Results: Based on receiver operating characteristic curve analysis, synovial fluid IL-6 measurement had an area under the curve of 0.891 with an ideal cutoff value of 359.3 pg/mL. The sensitivity, specificity, and positive and negative likelihood ratios were 87%, 90%, 8.45, and 0.15, respectively. Seven patients who underwent a single-stage revision had negative results on standard perioperative testing, including the erythrocyte sedimentation rate and C-reactive protein levels, but multiple positive intraoperative tissue cultures. The level of synovial fluid IL-6 was elevated in five of these seven patients, with a median value of 1400 pg/mL. Intraoperative synovial fluid IL-6 values correlated well with preoperative IL-6 synovial fluid values (correlation = 0.61; p = 0.025) and frozen-section histologic findings (p < 0.001). Synovial fluid IL-6 levels were also significantly elevated in patients with Propionibacterium acnes infection (p = 0.01).

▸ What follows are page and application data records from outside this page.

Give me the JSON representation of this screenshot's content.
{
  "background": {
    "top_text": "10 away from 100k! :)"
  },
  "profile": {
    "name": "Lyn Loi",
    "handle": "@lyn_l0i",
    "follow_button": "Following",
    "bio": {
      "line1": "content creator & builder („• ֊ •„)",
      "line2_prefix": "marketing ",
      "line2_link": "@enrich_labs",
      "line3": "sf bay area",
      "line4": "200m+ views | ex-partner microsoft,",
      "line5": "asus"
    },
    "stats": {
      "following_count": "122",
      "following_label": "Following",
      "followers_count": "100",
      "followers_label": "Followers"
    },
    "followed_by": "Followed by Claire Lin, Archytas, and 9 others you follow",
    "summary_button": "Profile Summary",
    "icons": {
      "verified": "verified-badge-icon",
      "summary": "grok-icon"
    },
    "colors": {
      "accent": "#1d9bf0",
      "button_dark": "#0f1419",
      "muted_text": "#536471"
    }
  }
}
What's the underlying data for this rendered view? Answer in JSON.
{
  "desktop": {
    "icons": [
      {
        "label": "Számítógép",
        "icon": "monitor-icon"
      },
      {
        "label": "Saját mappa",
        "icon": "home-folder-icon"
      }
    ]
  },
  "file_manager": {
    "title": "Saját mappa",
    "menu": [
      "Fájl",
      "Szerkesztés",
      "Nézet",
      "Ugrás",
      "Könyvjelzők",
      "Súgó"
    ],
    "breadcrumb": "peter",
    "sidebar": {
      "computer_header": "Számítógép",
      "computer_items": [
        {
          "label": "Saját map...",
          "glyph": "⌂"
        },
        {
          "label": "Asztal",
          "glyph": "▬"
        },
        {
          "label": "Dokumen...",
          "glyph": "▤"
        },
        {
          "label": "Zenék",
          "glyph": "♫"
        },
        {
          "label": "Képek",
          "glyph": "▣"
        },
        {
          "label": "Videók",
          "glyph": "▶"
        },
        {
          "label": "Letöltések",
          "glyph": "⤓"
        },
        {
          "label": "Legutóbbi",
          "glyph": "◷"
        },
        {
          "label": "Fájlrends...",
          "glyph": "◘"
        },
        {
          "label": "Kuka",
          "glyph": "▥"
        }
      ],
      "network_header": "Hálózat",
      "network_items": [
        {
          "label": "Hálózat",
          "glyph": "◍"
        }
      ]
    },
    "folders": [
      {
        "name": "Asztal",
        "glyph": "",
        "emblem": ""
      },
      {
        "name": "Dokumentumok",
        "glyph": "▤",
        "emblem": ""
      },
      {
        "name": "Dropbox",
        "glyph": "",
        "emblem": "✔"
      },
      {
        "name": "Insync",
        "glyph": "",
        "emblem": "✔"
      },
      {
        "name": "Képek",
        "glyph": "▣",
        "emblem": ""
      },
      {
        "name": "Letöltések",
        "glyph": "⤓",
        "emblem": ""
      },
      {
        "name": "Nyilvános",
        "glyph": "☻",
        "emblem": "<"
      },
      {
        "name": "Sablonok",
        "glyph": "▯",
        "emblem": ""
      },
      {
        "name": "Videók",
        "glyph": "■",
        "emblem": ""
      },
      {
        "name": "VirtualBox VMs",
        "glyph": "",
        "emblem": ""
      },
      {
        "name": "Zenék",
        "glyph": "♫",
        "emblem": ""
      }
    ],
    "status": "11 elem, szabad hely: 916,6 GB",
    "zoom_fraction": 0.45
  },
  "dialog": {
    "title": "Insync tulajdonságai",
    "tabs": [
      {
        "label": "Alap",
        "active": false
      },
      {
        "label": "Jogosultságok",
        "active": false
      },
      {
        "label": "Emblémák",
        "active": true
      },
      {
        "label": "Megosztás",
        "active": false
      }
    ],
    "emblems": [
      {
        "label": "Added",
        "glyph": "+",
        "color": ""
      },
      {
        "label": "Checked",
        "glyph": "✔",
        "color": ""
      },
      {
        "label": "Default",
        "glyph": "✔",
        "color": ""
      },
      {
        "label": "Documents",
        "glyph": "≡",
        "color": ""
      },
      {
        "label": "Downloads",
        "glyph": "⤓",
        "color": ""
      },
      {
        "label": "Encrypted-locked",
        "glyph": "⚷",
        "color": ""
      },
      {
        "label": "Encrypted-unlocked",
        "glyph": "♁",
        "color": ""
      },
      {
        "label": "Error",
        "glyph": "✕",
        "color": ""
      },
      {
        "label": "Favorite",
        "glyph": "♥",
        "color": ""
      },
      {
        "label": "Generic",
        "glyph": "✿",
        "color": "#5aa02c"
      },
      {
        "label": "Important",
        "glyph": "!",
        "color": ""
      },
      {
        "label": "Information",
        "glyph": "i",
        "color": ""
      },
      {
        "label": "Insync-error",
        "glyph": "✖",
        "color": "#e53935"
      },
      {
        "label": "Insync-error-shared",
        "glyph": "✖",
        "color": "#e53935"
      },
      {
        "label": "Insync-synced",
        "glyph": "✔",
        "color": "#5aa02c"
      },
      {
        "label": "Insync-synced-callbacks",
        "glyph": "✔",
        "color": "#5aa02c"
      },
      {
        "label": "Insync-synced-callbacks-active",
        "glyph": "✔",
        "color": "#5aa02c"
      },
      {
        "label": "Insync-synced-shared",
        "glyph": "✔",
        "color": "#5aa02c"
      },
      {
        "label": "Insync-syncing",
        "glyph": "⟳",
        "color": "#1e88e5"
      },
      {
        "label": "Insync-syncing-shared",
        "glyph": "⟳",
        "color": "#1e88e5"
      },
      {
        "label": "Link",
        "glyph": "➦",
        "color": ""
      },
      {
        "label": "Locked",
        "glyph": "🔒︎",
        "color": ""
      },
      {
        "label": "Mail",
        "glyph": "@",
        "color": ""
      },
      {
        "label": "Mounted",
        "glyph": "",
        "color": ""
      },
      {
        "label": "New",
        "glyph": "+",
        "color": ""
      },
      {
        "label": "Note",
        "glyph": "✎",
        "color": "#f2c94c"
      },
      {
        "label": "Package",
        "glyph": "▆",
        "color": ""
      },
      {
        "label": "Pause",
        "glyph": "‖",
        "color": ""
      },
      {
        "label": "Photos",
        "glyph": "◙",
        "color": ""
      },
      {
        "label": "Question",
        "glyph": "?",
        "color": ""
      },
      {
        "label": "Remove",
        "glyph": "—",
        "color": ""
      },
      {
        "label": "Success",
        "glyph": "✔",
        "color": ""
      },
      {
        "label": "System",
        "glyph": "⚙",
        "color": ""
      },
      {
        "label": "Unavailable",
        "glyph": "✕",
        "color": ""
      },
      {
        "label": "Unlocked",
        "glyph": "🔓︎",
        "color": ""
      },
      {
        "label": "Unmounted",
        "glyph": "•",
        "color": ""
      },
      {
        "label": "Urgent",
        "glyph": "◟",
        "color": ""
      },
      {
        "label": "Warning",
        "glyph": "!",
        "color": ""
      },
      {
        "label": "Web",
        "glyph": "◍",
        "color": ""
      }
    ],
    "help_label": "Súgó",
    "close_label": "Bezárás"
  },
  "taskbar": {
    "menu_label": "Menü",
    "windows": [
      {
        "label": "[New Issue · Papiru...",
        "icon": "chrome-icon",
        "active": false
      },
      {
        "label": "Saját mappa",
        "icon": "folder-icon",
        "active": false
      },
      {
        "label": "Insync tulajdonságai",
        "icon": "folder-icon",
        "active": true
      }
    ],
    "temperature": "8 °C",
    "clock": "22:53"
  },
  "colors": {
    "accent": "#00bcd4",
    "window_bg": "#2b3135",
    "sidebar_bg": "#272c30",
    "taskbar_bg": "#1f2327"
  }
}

Conclusions: Measurement of synovial fluid IL-6 levels is more sensitive and specific than current preoperative testing for predicting positive cultures for patients undergoing revision shoulder arthroplasty. This diagnostic accuracy can lead to improved decision-making in the management of PJI.
Level of Evidence: Diagnostic Level II. See Instructions for Authors for a complete description of levels of evidence.